Home Lifestyle King Charles the III:His Kingdom begins

King Charles the III:His Kingdom begins

King Charles the III:His Kingdom begins

He now has the royal scepter of Kingly power and justice. The rod of equity and mercy is a symbol of covenant and peace. The Archbishop of Canterbury Justin Welby said “May the spirit of the lord who anointed Jesus at his baptism anoint you with wisdom and direct your council with grace, that by your service and ministry to all your people. Justice and mercy may be seen in all the Earth.” In giving the sacred anointing to Prince Charles. The presentation of regalia is now finalised. King Charles the Third now holds on his head Saint Edward’s crown. 

The crown of the Anglo-Saxon king Edward the Confessor and Saint is now his crown. The crown which originated in the house of Wessex is now in the house of Windsor. King Charles III is now the head of the church of England and has been crowned by the heads of the church. He was also assisted by two bishops in the ceremony. 

A church King Henry VII made the official church of England. King Charles III was blessed by the Archbishop of York and other prominent figures in the church of England. The cardinal Archbishop of Westminster also blessed King Charles III in his red attire that has lasted for centuries. Other members of the church wore clothing from Britain’s past. 

It was a spectacular ceremony that brought the history of England together once more. There hasn’t been a crowning since Queen Elizabeth II was crowned in 1953. For many, this will be their first time seeing a British monarch crowned. Global dignitaries and all classes were invited to watch the King crowned. 

The church, the military, and the royal family have always stood side by side in Britain. The Monarch and other royals use to fight with their men on the battlefield to secure Britain’s safety. Prince William and other prominent members of the royal family were in military attire as they also served in the military as royal tradition. Prince William and Kate Middleton wore royal robes at the request of the king. Prince George was one of the pages of honour. King Charles wore the robe of state and royal navy trousers. 

Kings Charles is now the 40th monarch to be crowned at Westminster Abbey. The first was William the Conqueror in 1066. Crowds gathered to greet and watch the royal family and the new King Charles III and Queen Camilla. Britain, the commonwealth- whose flags were held up with Britain’s, and the whole world to watch this historic event happen, a ceremony unique in this modern world; because this coronation hasn’t changed from how it was conducted in ancient times.

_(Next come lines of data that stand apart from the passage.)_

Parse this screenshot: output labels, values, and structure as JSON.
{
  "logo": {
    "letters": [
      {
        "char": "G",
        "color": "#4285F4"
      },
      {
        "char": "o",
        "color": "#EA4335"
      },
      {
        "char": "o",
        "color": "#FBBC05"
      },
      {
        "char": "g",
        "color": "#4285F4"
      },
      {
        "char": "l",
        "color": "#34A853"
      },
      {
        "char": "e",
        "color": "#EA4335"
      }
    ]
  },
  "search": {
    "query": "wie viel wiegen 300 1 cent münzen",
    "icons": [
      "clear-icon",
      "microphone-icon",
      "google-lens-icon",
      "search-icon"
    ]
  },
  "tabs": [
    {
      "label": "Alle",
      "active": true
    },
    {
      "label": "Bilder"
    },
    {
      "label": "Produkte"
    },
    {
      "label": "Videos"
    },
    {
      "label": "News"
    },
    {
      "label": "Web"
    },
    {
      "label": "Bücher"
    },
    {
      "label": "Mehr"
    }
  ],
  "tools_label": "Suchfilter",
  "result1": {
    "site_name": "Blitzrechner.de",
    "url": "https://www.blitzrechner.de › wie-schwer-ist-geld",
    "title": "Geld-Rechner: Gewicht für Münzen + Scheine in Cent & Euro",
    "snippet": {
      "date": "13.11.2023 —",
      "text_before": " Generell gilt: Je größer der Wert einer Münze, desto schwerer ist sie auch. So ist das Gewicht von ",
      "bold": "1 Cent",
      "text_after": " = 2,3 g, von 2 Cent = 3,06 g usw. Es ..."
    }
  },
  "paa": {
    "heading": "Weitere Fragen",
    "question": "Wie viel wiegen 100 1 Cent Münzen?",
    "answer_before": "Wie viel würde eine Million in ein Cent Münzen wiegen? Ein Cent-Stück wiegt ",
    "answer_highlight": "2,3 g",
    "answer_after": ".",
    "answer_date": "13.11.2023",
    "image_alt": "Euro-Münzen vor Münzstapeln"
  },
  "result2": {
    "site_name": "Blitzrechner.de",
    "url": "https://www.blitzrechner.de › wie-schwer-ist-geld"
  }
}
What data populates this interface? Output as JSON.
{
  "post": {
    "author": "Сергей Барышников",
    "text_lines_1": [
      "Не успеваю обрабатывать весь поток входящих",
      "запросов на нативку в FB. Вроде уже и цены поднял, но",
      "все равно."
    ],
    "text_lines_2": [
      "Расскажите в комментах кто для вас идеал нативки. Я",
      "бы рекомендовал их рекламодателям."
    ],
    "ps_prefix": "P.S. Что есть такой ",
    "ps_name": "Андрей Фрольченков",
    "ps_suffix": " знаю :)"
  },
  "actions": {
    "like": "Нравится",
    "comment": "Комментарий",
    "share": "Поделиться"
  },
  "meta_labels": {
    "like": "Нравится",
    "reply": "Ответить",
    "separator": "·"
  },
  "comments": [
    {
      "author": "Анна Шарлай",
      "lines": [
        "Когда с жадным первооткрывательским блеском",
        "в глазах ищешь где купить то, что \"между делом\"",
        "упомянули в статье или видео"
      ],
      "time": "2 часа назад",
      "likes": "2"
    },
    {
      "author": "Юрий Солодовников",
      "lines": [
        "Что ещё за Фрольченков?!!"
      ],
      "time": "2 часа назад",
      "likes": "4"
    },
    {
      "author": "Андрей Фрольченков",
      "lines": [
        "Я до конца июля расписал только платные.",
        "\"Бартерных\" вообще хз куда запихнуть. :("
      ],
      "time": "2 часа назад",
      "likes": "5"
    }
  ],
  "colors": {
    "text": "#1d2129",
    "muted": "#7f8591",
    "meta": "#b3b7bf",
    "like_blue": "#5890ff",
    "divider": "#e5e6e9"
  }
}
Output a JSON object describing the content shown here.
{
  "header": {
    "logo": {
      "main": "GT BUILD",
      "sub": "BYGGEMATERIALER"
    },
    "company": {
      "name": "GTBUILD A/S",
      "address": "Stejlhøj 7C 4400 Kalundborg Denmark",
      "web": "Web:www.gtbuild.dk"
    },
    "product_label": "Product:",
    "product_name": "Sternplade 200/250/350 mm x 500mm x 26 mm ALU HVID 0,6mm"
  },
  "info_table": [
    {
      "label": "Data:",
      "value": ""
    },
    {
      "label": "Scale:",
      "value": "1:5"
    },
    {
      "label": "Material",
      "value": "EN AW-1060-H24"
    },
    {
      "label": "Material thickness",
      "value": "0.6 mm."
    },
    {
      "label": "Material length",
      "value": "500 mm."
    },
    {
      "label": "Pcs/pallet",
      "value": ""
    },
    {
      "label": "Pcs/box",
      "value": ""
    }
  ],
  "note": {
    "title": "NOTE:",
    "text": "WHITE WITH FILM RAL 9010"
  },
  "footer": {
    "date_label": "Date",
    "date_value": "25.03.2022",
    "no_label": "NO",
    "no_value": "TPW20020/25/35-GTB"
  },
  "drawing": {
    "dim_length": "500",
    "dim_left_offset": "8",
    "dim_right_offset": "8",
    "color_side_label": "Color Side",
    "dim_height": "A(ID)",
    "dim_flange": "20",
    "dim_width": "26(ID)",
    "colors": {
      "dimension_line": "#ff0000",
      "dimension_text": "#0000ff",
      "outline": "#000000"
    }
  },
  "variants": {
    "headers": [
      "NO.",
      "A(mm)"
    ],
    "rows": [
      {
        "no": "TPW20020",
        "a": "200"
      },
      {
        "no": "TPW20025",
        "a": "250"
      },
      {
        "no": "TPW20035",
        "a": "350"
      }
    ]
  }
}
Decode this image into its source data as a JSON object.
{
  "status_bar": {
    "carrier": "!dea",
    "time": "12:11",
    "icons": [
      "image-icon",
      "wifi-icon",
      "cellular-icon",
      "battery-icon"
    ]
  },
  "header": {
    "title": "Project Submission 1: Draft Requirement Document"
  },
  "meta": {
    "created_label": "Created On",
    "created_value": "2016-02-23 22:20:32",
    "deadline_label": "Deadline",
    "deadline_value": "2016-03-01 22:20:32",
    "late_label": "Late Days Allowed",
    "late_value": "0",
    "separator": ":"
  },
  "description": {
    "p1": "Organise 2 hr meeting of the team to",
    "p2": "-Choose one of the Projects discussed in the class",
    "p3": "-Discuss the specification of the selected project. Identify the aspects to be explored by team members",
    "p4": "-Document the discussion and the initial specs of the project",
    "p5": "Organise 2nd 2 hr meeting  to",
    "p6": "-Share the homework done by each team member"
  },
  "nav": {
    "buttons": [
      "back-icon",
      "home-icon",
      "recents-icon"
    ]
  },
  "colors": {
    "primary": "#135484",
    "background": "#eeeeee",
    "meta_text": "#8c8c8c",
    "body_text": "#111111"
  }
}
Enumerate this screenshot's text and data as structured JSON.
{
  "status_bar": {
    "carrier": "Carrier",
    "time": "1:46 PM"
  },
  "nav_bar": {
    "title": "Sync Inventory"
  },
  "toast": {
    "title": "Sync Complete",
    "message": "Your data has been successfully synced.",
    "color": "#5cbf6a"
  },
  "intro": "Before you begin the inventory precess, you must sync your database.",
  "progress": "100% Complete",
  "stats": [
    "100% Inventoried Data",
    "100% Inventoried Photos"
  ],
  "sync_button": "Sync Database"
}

 Legally, ceremonially, in attire, in religiosity, and royalty. A ceremony that’s more than 1000 years old. The ancient met modern in Charles’s coronation live, not in a book and not in an archive. This was a heritage of history in modern-day life and it was beautiful. The royal guards marching, the music, the choir, and the atmosphere brought the past into the future and it fitted. That’s remarkable. 

Prince Charles was driven to Westminster Abbey in a black and gold carriage ( a gift from the people in Australia) drawn by white horses with blue hair. Westminster Abbey was a sanctuary for people in past times. The cross of Wales was leading those who were walking in front of the King…a little later we saw the Percivance of arms, a little after them, we saw the standards of the royal arms of England, Scotland and Ireland preceded by Wales then we saw the Royal standard.

 Later we saw the Dean of Westminster then the Cross of Canterbury, then the Archbishop of Canterbury. For the first time, the sword bearer was a woman Penny Mordaunt. Queen Camilla was crowned with a queen’s crown made for and used to crown Queen Mary in 1911. The preaching by Justin Welby and the church’s possession was fantastic. As well as the entire ceremony. 

It’s a definite must-watch online if you missed it.

Lastly echoing the words of the Archbishop of Canterbury and all at the ceremony “Long live the King.” 

Author: Akosua Darko


London, UK